Accustomed as we are to think of the vast steppes of Russia and Siberia as alike strange and boundless, and to deal with the unknown interior of Africa as an impenetrable mystery, we lose sight of a locality in our own country that once surpassed all these in virgin grandeur, in majestic solitude, and in all the attributes of a tremendous wilderness.
The story of the Old Santa Fe Trail, so truthfully recalled by Colonel Henry Inman, ex-officer of the old Regular Army, in these pages, is a most thrilling one. The vast area through which the famous highway ran is still imperfectly known to most people as "The West"; a designation once appropriate, but hardly applicable now; for in these days of easy communication the real trail region is not so far removed from New York as Buffalo was seventy years ago.
At the commencement of the "commerce of the prairies," in the early portion of the century, the Old Trail was the arena of almost constant sanguinary struggles between the wily nomads of the desert and the hardy white pioneers, whose eventful lives made the civilization of the vast interior region of our continent possible.
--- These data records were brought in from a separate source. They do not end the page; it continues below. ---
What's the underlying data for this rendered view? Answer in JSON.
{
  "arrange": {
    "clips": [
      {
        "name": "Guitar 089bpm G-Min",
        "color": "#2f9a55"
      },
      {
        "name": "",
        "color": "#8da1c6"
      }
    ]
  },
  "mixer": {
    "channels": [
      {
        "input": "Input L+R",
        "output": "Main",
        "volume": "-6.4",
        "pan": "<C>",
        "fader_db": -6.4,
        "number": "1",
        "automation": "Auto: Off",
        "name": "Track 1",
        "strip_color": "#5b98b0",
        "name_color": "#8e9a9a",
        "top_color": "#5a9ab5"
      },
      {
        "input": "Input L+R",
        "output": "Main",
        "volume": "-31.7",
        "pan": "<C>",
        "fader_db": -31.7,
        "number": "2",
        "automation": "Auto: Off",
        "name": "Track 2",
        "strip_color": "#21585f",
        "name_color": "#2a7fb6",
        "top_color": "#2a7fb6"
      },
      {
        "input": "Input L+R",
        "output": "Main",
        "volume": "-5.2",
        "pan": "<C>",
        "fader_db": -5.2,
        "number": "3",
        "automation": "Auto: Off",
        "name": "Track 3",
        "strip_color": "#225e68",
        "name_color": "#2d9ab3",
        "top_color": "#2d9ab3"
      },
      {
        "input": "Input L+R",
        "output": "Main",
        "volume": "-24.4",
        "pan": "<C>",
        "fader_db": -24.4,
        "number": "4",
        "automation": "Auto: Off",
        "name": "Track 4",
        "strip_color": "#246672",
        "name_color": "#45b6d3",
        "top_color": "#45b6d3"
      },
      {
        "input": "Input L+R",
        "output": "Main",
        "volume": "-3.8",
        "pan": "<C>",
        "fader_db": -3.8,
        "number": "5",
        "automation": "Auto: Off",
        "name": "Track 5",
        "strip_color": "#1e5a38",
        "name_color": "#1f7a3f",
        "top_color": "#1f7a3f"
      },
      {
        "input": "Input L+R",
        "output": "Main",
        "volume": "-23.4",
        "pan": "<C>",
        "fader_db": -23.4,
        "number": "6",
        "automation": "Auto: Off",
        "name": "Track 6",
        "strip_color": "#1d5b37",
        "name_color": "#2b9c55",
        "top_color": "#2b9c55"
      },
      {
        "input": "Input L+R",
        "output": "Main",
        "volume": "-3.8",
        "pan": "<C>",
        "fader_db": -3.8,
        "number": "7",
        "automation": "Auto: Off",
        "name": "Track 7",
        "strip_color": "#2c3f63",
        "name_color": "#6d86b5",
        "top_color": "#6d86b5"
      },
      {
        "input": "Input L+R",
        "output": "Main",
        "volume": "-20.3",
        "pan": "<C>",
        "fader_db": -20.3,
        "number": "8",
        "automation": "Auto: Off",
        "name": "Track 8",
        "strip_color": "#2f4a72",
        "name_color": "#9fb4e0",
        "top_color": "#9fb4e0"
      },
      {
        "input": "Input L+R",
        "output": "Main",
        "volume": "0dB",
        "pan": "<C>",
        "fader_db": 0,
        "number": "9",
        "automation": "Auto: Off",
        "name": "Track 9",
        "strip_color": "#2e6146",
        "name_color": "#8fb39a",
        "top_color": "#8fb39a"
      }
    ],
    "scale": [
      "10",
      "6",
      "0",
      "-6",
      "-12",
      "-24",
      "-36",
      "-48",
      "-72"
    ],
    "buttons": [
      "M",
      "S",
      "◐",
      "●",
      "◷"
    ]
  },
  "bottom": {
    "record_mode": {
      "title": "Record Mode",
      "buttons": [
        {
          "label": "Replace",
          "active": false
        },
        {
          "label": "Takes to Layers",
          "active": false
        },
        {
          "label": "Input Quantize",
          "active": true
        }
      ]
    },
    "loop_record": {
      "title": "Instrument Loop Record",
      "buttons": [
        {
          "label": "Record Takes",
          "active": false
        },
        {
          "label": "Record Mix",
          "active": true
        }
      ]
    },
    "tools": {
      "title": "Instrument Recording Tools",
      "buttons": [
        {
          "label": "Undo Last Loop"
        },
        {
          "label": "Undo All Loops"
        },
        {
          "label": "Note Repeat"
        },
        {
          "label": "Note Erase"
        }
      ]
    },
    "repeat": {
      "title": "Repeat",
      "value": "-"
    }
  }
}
Their daring compelled its development, which has resulted in the genesis of great states and large cities. Their hardships gave birth to the American homestead; their determined will was the factor of possible achievements, the most remarkable and important of modern times.
When the famous highway was established across the great plains as a line of communication to the shores of the blue Pacific, the only method of travel was by the slow freight caravan drawn by patient oxen, or the lumbering stage coach with its complement of four or six mules. There was ever to be feared an attack by those devils of the desert, the Cheyennes, Comanches, and Kiowas. Along its whole route the remains of men, animals, and the wrecks of camps and wagons, told a story of suffering, robbery, and outrage more impressive than any language. Now the tourist or business man makes the journey in palace cars, and there is nothing to remind him of the danger or desolation of Border days; on every hand are the evidences of a powerful and advanced civilization.
It is fortunate that one is left to tell some of its story who was a living actor and had personal knowledge of many of the thrilling scenes that were enacted along the line of the great route. He was familiar with all the famous men, both white and savage, whose lives have made the story of the Trail, his own sojourn on the plains and in the Rocky Mountains extending over a period of nearly forty years.
The Old Trail has more than common interest for me, and I gladly record here my indorsement of the faithful record, compiled by a brave soldier, old comrade, and friend....